President Joe Biden said on July 27 that his administration is considering mandating that all federal workers get the COVID-19 vaccine.
“That’s under consideration right now,” Biden said when asked if federal employees should be required to get vaccinated.
Biden was in McLean, Virginia, to address members of the intelligence community.
Biden also blamed people who are unvaccinated for fueling the pandemic, in response to a question about whether the Centers for Disease Control and Prevention’s (CDC) new mask guidance has sowed confusion.
“We have a pandemic because of the unvaccinated, and they’re sowing enormous confusion,” Biden said. “And there’s only one thing we know for sure, if those other 100 million people got vaccinated, we’d be in a very different world. So get vaccinated. If you haven’t, you’re not nearly as smart as I said you were.”
The Department of Veterans Affairs says it is invoking a vaccination mandate on its employees, becoming the first federal agency to do so, with Veterans Affairs Secretary Denis McDonough stating that it was “because it’s the best way to keep Veterans safe, especially as the Delta Variant spreads across the country.”
California and New York City stated they would also require their government workers to get vaccinated or be tested on a weekly basis.
Opponents of mandatory vaccination say that all three COVID-19 vaccines offered in the United States are only granted emergency use authorization (EUA) and are still waiting to receive full approval from the Food and Drug Administration (FDA) pending the safety and efficacy results of the ongoing phase three trials.
As early as October 2020, Dr. Amanda Cohn, executive secretary of the CDC’s vaccine safety committee, said the federal government can’t force people to receive a vaccine under an EUA.
“I want to thank Dr. [Janell] Routh for her great presentation and clarify one point, which is just for the public record that the federal government cannot mandate vaccines,” Cohn said at the Vaccines and Related Biological Products Advisory Committee meeting (pdf).
“Organizations, such as hospitals, with licensed products do have the capability of asking their workers to get the vaccine. But in the setting of an EUA, patients and individuals will have the right to refuse the vaccine.”

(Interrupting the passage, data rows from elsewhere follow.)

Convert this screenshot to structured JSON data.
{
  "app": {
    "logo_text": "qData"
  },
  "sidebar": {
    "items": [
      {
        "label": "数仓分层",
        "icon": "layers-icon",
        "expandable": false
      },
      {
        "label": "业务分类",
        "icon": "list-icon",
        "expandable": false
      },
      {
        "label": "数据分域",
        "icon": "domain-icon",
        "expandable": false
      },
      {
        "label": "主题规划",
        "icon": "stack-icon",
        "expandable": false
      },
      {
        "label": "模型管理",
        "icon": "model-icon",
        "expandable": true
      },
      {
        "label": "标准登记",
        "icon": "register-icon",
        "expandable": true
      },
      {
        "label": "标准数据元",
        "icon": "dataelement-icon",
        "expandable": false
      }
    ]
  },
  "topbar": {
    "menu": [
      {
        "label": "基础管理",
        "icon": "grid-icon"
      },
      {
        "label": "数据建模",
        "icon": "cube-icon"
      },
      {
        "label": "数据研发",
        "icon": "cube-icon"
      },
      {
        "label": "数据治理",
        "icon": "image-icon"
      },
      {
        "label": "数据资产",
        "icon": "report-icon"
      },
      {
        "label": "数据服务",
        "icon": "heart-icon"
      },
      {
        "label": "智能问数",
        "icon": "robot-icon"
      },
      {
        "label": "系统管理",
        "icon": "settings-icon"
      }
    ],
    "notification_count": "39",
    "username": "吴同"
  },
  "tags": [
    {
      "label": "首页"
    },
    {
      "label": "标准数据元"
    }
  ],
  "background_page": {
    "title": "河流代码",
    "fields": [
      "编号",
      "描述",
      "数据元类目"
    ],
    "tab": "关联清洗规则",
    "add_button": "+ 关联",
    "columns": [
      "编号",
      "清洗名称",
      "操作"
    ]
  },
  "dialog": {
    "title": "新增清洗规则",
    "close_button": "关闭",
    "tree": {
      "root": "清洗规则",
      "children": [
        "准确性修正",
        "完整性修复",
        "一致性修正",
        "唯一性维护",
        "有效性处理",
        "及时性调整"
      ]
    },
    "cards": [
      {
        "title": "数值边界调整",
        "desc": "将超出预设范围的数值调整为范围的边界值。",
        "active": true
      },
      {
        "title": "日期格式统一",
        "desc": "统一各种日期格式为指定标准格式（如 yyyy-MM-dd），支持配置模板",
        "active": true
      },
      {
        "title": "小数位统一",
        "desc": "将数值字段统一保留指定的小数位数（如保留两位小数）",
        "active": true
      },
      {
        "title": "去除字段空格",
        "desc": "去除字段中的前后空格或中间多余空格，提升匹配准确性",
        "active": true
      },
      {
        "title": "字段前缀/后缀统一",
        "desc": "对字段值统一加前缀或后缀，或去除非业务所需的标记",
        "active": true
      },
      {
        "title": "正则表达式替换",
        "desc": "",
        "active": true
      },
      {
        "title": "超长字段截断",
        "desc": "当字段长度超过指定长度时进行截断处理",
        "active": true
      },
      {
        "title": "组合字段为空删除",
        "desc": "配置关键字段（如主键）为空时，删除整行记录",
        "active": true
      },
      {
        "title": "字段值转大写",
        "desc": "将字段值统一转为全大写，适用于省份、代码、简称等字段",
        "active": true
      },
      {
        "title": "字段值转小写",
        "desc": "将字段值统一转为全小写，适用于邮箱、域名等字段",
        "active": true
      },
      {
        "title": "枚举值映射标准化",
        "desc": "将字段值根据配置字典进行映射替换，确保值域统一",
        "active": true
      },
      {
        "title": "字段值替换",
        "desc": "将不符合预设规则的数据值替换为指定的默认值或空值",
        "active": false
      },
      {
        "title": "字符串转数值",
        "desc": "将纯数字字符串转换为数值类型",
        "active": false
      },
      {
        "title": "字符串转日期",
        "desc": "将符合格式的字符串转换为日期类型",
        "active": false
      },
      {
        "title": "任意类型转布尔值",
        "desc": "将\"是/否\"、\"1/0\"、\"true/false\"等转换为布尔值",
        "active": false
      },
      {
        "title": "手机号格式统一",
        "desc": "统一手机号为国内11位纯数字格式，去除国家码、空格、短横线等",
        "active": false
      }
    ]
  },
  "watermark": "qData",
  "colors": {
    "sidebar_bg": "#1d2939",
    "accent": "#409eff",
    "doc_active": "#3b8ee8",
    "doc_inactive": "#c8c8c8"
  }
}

The FDA also said in November 2020 that people “have the option to accept or refuse the vaccine, and of any available alternatives to the product” after being informed of the benefits and risks, and that the vaccines aren’t FDA-approved.
Under the emergency authorization, vaccine manufacturers aren’t held liable for any injury, including death, that their COVID-19 vaccine may cause. A person or a representative of an individual who has been seriously injured has a year after receiving a vaccine to file a claim and prove his or her injury with a federal government program called the Countermeasures Injury Compensation Program.